Assignment
Find how many lines of the records hold the string "editor" and reply with only that total.

Entries from a dataset of interfaces
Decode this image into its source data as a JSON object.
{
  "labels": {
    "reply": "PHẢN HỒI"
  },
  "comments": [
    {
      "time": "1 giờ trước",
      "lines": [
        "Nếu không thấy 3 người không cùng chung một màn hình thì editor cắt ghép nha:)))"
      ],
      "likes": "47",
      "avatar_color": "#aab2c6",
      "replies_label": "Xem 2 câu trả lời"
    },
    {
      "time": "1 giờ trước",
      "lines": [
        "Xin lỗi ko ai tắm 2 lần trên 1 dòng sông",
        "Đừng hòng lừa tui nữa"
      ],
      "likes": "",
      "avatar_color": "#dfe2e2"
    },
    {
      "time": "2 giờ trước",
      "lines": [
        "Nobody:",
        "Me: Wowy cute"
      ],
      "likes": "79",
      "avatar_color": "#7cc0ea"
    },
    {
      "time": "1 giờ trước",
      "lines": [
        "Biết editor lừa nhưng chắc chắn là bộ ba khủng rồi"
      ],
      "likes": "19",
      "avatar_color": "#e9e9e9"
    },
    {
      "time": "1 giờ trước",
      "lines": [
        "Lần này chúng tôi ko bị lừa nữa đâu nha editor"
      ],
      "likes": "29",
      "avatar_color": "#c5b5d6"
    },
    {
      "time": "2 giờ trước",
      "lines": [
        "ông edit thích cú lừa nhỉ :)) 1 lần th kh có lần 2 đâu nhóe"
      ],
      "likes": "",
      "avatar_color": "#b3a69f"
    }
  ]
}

Response for this exercise
3